by Ray Linville North Carolina produces about half of all the sweet potatoes grown in the United States, and it has consistently ranked as the top producing state for more than 30 years. More than half of the state’s sweet potatoes are grown in only three counties – Sampson, Nash, and Johnston. These counties in eastern N.C. are prime growing locations with their rich, fertile soil and their hot, moist … [Read more...]

Christmas Cookies at Nana’s


by Laura Fieselman This is a ritual of the finest sort. It begins with dutiful contemplation and moves slowly through a prescribed set of dance moves. It requires specific equipment and traditional music. It crescendos with a pile of dishes in the sink and closes with the same narration each year. This is Christmas cookies at Nana's house. Nana, you must know, is my adopted grandmother. I have had the great … [Read more...]

Lumbee Fish Market: As Fresh as Being on the Coast

A quick fry prepares the croaker for supper.

by Ray Linville Drive to the beach along U.S. Highway 74 and tune in a local radio station. If you do, you might hear an ad for Lumbee Fish Market in Pembroke  that is so intriguing that you want to visit. It’s a market with fish that you might not expect in a location about two hours inland from coastal waters. Native Americans have lived in this region for centuries because streams and artesian wells … [Read more...]

The ultimate melting pot: Ethiopian Thanksgivikah


by Alison Aucoin As I made my shopping list for our Thanksgiving dinner, NPR inundated me with side dish suggestions for the hybrid holiday, Thanksgivikah. And just to keep the momentum of cultural stereotypes going, they added the traditional Jewish guilt: Thanksgiving won’t happen during Hannukah again for 80,000 years. Gah, 80,000 years is a lot of pressure, people! So as I looked at my menu and grocery … [Read more...]

Coke Is It: A Love Story


by Sarah Bryan It’s a moment that a lot of Southerners have had: when folks from somewhere else single out a characteristic of our speech or behavior that is evidently outlandish to the rest of the world, but that, until that moment, we hadn’t realized was at all weird. “You carried your grandmother to the store? Like, in your arms? On your back?” “What do you mean the collards aren’t done? They’ve been boiling for … [Read more...]
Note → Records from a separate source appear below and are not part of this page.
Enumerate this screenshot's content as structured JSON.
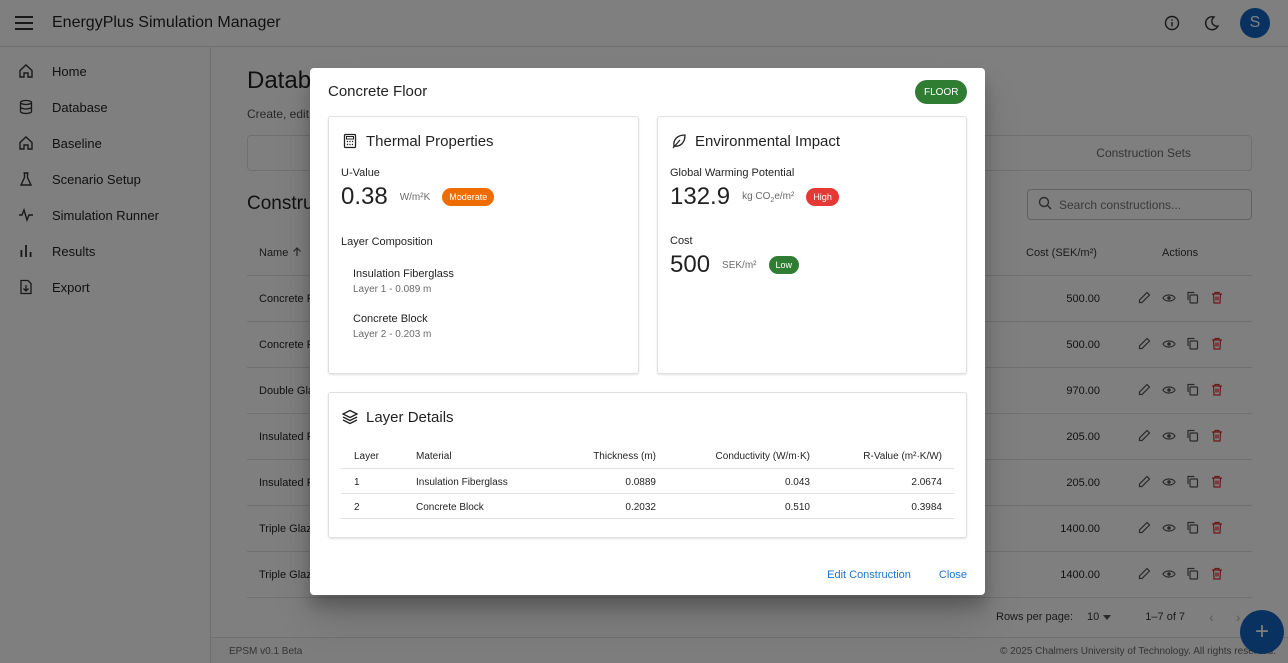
{
  "app": {
    "title": "EnergyPlus Simulation Manager",
    "avatar_letter": "S"
  },
  "sidebar": {
    "items": [
      {
        "label": "Home",
        "icon": "home-icon"
      },
      {
        "label": "Database",
        "icon": "database-icon"
      },
      {
        "label": "Baseline",
        "icon": "home-icon"
      },
      {
        "label": "Scenario Setup",
        "icon": "flask-icon"
      },
      {
        "label": "Simulation Runner",
        "icon": "pulse-icon"
      },
      {
        "label": "Results",
        "icon": "bar-chart-icon"
      },
      {
        "label": "Export",
        "icon": "export-icon"
      }
    ]
  },
  "main": {
    "title": "Datab",
    "subtitle": "Create, edit",
    "tab_sets": "Construction Sets",
    "section_title": "Constru",
    "search_placeholder": "Search constructions...",
    "table": {
      "col_name": "Name",
      "col_cost": "Cost (SEK/m²)",
      "col_actions": "Actions",
      "rows": [
        {
          "name": "Concrete F",
          "cost": "500.00"
        },
        {
          "name": "Concrete F",
          "cost": "500.00"
        },
        {
          "name": "Double Glaz",
          "cost": "970.00"
        },
        {
          "name": "Insulated F",
          "cost": "205.00"
        },
        {
          "name": "Insulated F",
          "cost": "205.00"
        },
        {
          "name": "Triple Glaz",
          "cost": "1400.00"
        },
        {
          "name": "Triple Glaz",
          "cost": "1400.00"
        }
      ]
    },
    "pagination": {
      "rows_label": "Rows per page:",
      "rows_value": "10",
      "range": "1–7 of 7"
    }
  },
  "footer": {
    "version": "EPSM v0.1 Beta",
    "copyright": "© 2025 Chalmers University of Technology. All rights reserved."
  },
  "dialog": {
    "title": "Concrete Floor",
    "type_chip": "FLOOR",
    "thermal": {
      "heading": "Thermal Properties",
      "u_label": "U-Value",
      "u_value": "0.38",
      "u_unit": "W/m²K",
      "u_rating": "Moderate",
      "layers_heading": "Layer Composition",
      "layers": [
        {
          "name": "Insulation Fiberglass",
          "detail": "Layer 1 - 0.089 m"
        },
        {
          "name": "Concrete Block",
          "detail": "Layer 2 - 0.203 m"
        }
      ]
    },
    "environment": {
      "heading": "Environmental Impact",
      "gwp_label": "Global Warming Potential",
      "gwp_value": "132.9",
      "gwp_unit_pre": "kg CO",
      "gwp_unit_sub": "2",
      "gwp_unit_post": "e/m²",
      "gwp_rating": "High",
      "cost_label": "Cost",
      "cost_value": "500",
      "cost_unit": "SEK/m²",
      "cost_rating": "Low"
    },
    "layer_details": {
      "heading": "Layer Details",
      "headers": {
        "layer": "Layer",
        "material": "Material",
        "thickness": "Thickness (m)",
        "conductivity": "Conductivity (W/m·K)",
        "r_value": "R-Value (m²·K/W)"
      },
      "rows": [
        {
          "layer": "1",
          "material": "Insulation Fiberglass",
          "thickness": "0.0889",
          "conductivity": "0.043",
          "r_value": "2.0674"
        },
        {
          "layer": "2",
          "material": "Concrete Block",
          "thickness": "0.2032",
          "conductivity": "0.510",
          "r_value": "0.3984"
        }
      ]
    },
    "actions": {
      "edit": "Edit Construction",
      "close": "Close"
    }
  },
  "colors": {
    "primary": "#1976d2",
    "floor_chip": "#2e7d32",
    "moderate": "#ef6c00",
    "high": "#e53935",
    "low": "#2e7d32",
    "delete": "#d32f2f"
  }
}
Time for Persimmon Pudding

Persimmons recently picked and on display at the Colfax Persimmon Festival.

by Ray Linville Cool temperatures mean fall fruits and vegetables. When the summer temperatures drop, one tree becomes more noticeable as its round fruit ripens and takes on an orange-brown hue. Is it time to pick persimmons and make pudding? Many of us remember days from childhood when we asked if the persimmons could be picked. Impatiently we had to wait until the fruit was ready. Picked too early, persimmons … [Read more...]